According to Mr. Barker, KPPC was able to customize the TIGR system for its diverse patient demographics. The hospital created a series of programs in several languages and many sub¬ject areas such as chronic diseases, maternal and child health, healthy life¬styles, self-care, medical procedures and behavioral health. In addition, KPPC created a relaxation channel featuring music and guided images to enhance the healing environment for patients. KPPC's implementation of the technology on the hospital's HDTVs worked successfully because patients and hospital staff were already comfortable using the televisions.
KPPC took two additional steps during the implementation of its patient education system that other hospitals could follow to see successful outcomes.
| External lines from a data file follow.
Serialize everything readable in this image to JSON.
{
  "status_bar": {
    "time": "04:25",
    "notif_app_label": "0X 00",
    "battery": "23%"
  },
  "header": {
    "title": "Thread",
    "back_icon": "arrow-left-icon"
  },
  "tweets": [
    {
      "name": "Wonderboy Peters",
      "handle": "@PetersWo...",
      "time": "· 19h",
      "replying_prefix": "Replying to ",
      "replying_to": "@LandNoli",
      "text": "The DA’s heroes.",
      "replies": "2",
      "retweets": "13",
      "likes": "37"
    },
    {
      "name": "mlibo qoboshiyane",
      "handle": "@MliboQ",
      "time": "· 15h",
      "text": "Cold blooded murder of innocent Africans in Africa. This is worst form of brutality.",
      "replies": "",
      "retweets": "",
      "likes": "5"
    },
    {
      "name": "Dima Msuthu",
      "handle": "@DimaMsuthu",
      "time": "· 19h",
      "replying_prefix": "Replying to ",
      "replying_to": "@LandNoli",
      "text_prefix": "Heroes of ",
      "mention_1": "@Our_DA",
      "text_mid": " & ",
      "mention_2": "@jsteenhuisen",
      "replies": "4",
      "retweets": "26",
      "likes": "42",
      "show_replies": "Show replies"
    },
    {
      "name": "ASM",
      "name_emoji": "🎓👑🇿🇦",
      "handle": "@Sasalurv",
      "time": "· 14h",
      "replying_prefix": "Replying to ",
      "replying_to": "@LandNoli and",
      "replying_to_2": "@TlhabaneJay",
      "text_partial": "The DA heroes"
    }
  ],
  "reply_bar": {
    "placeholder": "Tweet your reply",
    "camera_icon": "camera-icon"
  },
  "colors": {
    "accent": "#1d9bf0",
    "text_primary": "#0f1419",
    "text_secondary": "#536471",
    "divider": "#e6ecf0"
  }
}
• Create a committee to marry technology with patient education. Mei Lin Schwartz, MPH, director of health and physician education for KPPC, and Mr. Rebert created a committee to oversee inpatient and outpatient education using the TIGR system. Teams of nurses, physicians and other specialists were called upon to include practices and guidelines that would be most appropriate for patients.
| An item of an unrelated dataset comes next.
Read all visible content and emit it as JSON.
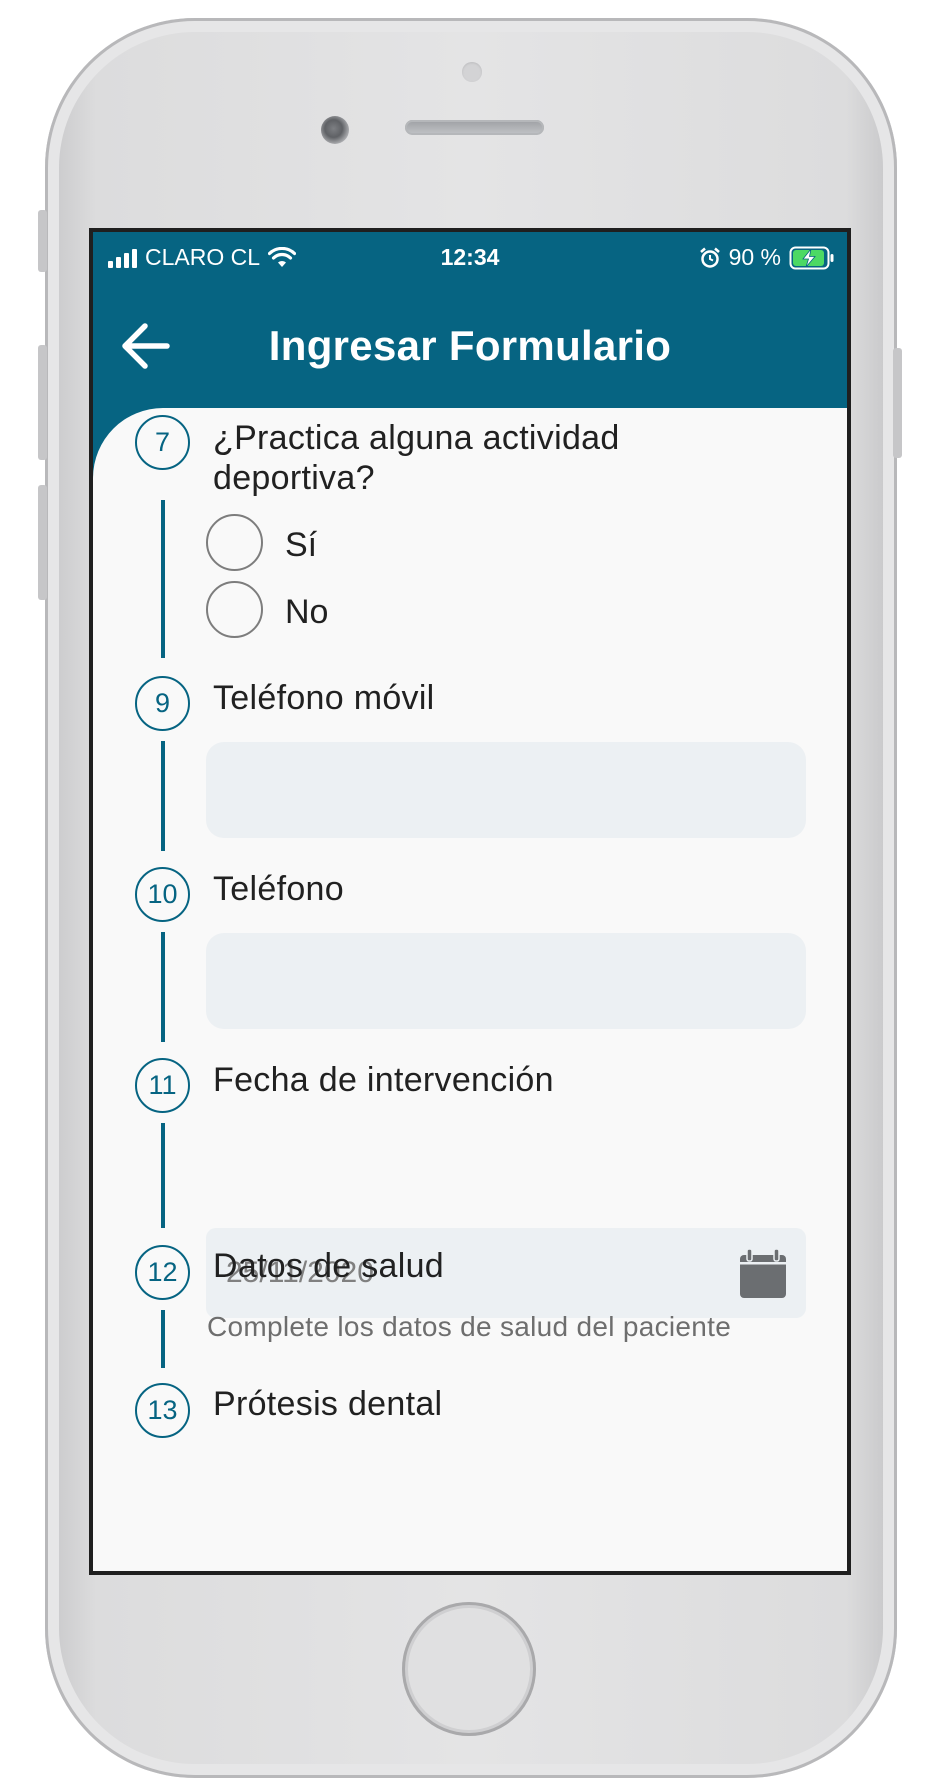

• Train staff on new workflow, processes. The hospital staff was trained to incorporate the TIGR interactive patient education system into their workflows and patient education process. "The training for nurses, physicians and clinicians goes quickly because the education system is intuitive. Nurses do not have to give patients too much direction on using the system. Patients can use the system, learn about their condition and recovery and ask the nurse follow-up questions instead of having a nurse run the education session; the nurse can focus on clinical tasks," says Mr. Barker.
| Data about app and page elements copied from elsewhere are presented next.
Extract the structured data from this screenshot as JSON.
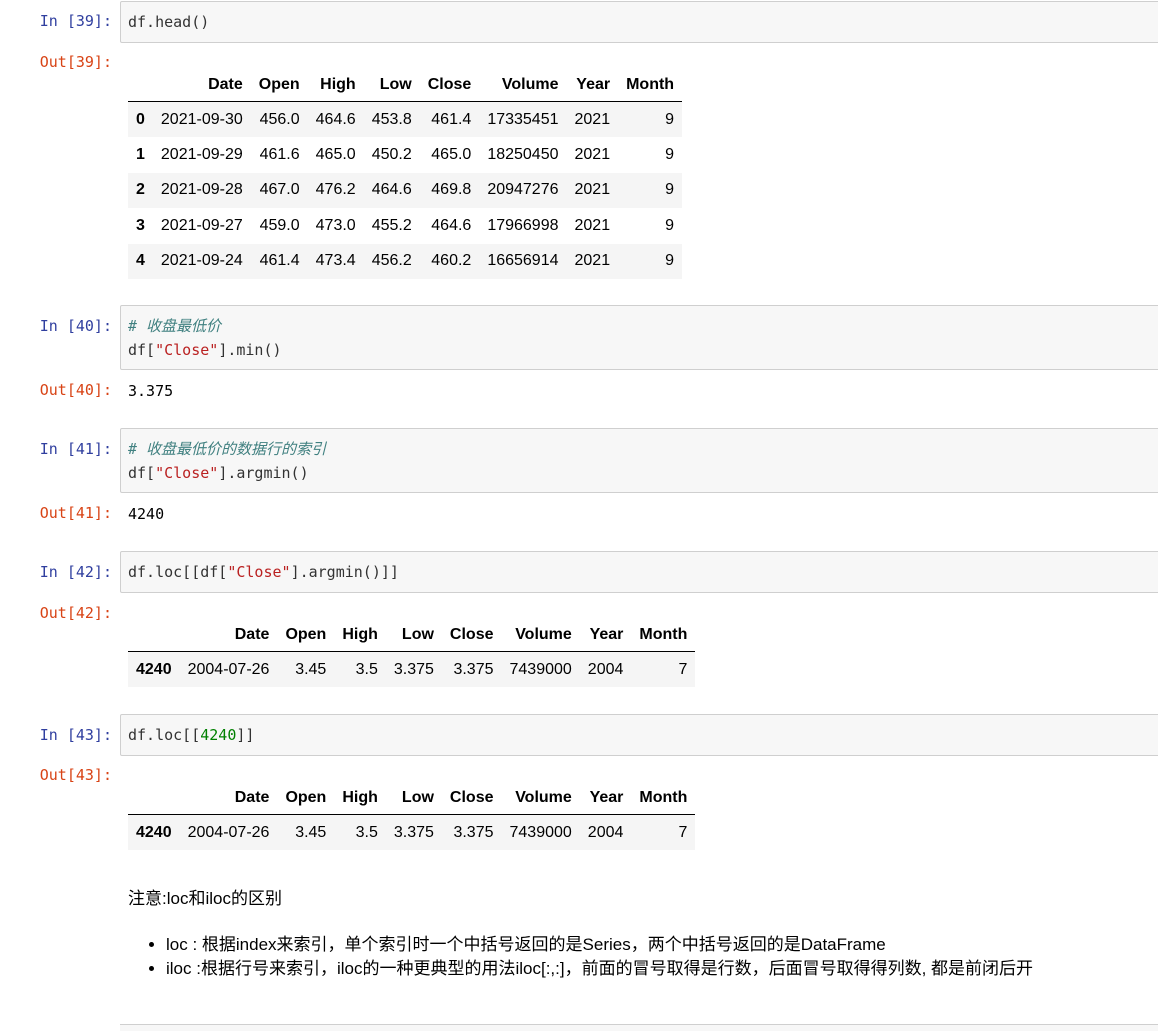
{
  "cells": [
    {
      "in_prompt": "In  [39]:",
      "out_prompt": "Out[39]:",
      "code": "df.head()"
    },
    {
      "in_prompt": "In  [40]:",
      "out_prompt": "Out[40]:",
      "comment": "# 收盘最低价",
      "code_pre": "df[",
      "code_str": "\"Close\"",
      "code_post": "].min()",
      "output": "3.375"
    },
    {
      "in_prompt": "In  [41]:",
      "out_prompt": "Out[41]:",
      "comment": "# 收盘最低价的数据行的索引",
      "code_pre": "df[",
      "code_str": "\"Close\"",
      "code_post": "].argmin()",
      "output": "4240"
    },
    {
      "in_prompt": "In  [42]:",
      "out_prompt": "Out[42]:",
      "code_pre": "df.loc[[df[",
      "code_str": "\"Close\"",
      "code_post": "].argmin()]]"
    },
    {
      "in_prompt": "In  [43]:",
      "out_prompt": "Out[43]:",
      "code_pre": "df.loc[[",
      "code_num": "4240",
      "code_post": "]]"
    }
  ],
  "head_table": {
    "columns": [
      "",
      "Date",
      "Open",
      "High",
      "Low",
      "Close",
      "Volume",
      "Year",
      "Month"
    ],
    "rows": [
      [
        "0",
        "2021-09-30",
        "456.0",
        "464.6",
        "453.8",
        "461.4",
        "17335451",
        "2021",
        "9"
      ],
      [
        "1",
        "2021-09-29",
        "461.6",
        "465.0",
        "450.2",
        "465.0",
        "18250450",
        "2021",
        "9"
      ],
      [
        "2",
        "2021-09-28",
        "467.0",
        "476.2",
        "464.6",
        "469.8",
        "20947276",
        "2021",
        "9"
      ],
      [
        "3",
        "2021-09-27",
        "459.0",
        "473.0",
        "455.2",
        "464.6",
        "17966998",
        "2021",
        "9"
      ],
      [
        "4",
        "2021-09-24",
        "461.4",
        "473.4",
        "456.2",
        "460.2",
        "16656914",
        "2021",
        "9"
      ]
    ]
  },
  "loc_table": {
    "columns": [
      "",
      "Date",
      "Open",
      "High",
      "Low",
      "Close",
      "Volume",
      "Year",
      "Month"
    ],
    "rows": [
      [
        "4240",
        "2004-07-26",
        "3.45",
        "3.5",
        "3.375",
        "3.375",
        "7439000",
        "2004",
        "7"
      ]
    ]
  },
  "markdown": {
    "heading": "注意:loc和iloc的区别",
    "bullets": [
      "loc : 根据index来索引，单个索引时一个中括号返回的是Series，两个中括号返回的是DataFrame",
      "iloc :根据行号来索引，iloc的一种更典型的用法iloc[:,:]，前面的冒号取得是行数，后面冒号取得得列数, 都是前闭后开"
    ]
  },
  "colors": {
    "in_prompt": "#303f9f",
    "out_prompt": "#d84315",
    "string": "#ba2121",
    "number": "#008000",
    "comment": "#408080",
    "cell_background": "#f7f7f7"
  }
}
KPPC has used the TIGR system as an effective engagement tool to provide patients and families timely prevention and treatment information. When patients better understand their conditions and recovery steps, it is less likely they will be readmitted to the hospital.
According to the KPPC case study, the hospital has seen improvements in readmission rates, patient satisfaction and overall hospital satisfaction:
• KPPC has reduced both cardiac and pneumonia readmission rates by more than six percent in less than two years.
• Patient satisfaction, reported as those patients who understand their condition, has increased from just over 70 percent in 2008 to 90 percent in 2010.
• Overall hospital satisfaction increased from approximately 80 percent in 2008 to 90 percent in 2010.
Hospital officials need to be thinking creatively to harness health information technology in order to reduce readmissions and increase patient engagement, especially with upcoming CMS readmission fines and stage 2 of meaningful use. The ability of interactive patient education systems to marry information technology and patient education makes them a valuable tool for hospitals.
More Articles on Patient Education:8 Tips for Reducing Readmissions Through Better Transitions of Care
Report: Patient Education Reduced Unnecessary ED Visits by 17%
Patient Education Videos Before Operation May Boost Satisfaction
© Copyright ASC COMMUNICATIONS 2017. Interested in LINKING to or REPRINTING this content? View our policies by clicking here.
To receive the latest hospital and health system business and legal news and analysis from Becker's Hospital Review, sign-up for the free Becker's Hospital Review E-weekly by clicking here.